This Danish pilot study showed that GIM™ (Guided Imagery and Music™) helped greatly with the mood, sense of well-being, and physical comfort of employees out on extended sick leave. It also reduced their levels of cortisol, a stress hormone.
GIM™ is a technique of guided listening to music that generates imagery in the mind.
It’s been a long time since a research team studied the impact of guided imagery on the symptoms and side effects suffered by chemotherapy patients – there were quite a few clinical trials in the 70s and 80s, but it’s been hard to find recent studies until now.
Researchers from Cyprus, Finland and Greece tested the effectiveness of Guided Imagery (GI) and Progressive Muscle Relaxation (PMR) on a cluster of symptoms experienced by 208 chemotherapy patients - pain, fatigue, nausea, vomiting and retching, anxiety and depression.
In this small pilot study, researchers from the Tacoma VA Medical Center tested the impact of yoga nidra (iRest®), a form of guided mindfulness meditation, on women veterans suffering from symptoms of sexual trauma and military sexual trauma.
Ten women participants experienced nineteen 90-minute sessions, twice a week, for 10 weeks, except for one week with a holiday.
Participants completed self-report measures pre- and post-treatment: the Brief Symptom Inventory-18 (BSI), Posttraumatic Cognitions Inventory (PTCI), and the Post-traumatic Stress Disorder Check List (PCL).
A simple, brief, online guided imagery training with 273 volunteer health professionals seems to have yielded quite an impact. Investigators found significant changes in anxiety, perceived stress, empathic concern, sense of perspective and feelings of efficacy – and all this from less than three hours of online training. Surely this is worth studying some more.
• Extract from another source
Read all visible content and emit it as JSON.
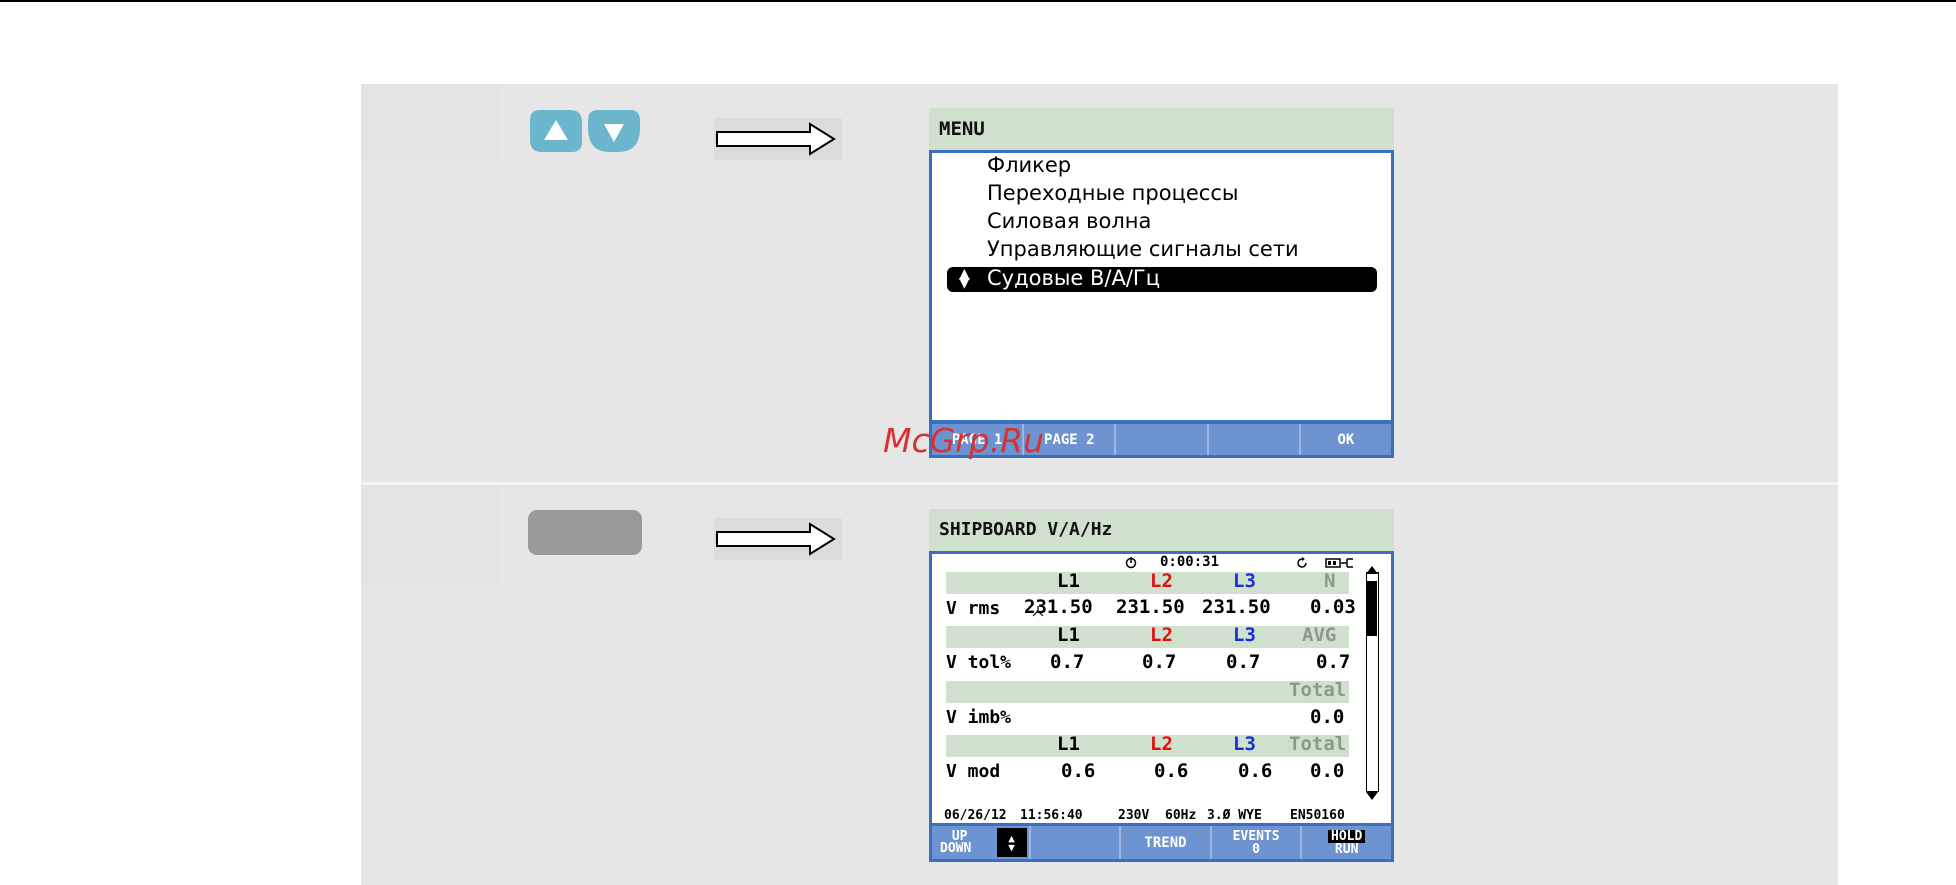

Researchers from The Ohio State University studied the impact of brief online guided imagery training (up to three hours) on health professionals.
They measured changes in perceived stress, anxiety, empathy and feelings of mastery/efficacy.
Bariatric surgery is a pretty extreme solution for morbid obesity, although sometimes a necessary, life-saving choice. Still, there can be problems if something goes awry, and many people are too scared to go for it. That’s why it’s good to know this 12-week behavioral management program works for a certain subgroup.
Researchers from the Joslin Diabetes Center in Boston looked at whether diabetes remission was possible without bariatric surgery through a 12-week intensive program for diabetes weight management called the Weight Achievement and Intensive Treatment (Why WAIT) program.
We’ve got an epidemic of prescription drug use among our military – a mess we helped to create through overprescribing downrange – and now we need to find ways to reduce drug dependency and find healthy, non-narcotic alternatives. That’s why this TM study is so important.
As you know, we have in production a wonderful, new Yoga Nidra meditation by Julie Lusk. And June is PTSD Awareness Month. And June 21st is International Yoga Day. So, hey, for all these reasons, don’t you think the study below is relevant and timely? Check this out!
A small pilot study out of the Tacoma V.A. examines iRest, also called Yoga Nidra, a form of guided mindfulness meditation, and its ability to reduce the symptoms of sexual trauma, including military sexual trauma (MST), in a sample of women seeking psychotherapy services at the VA.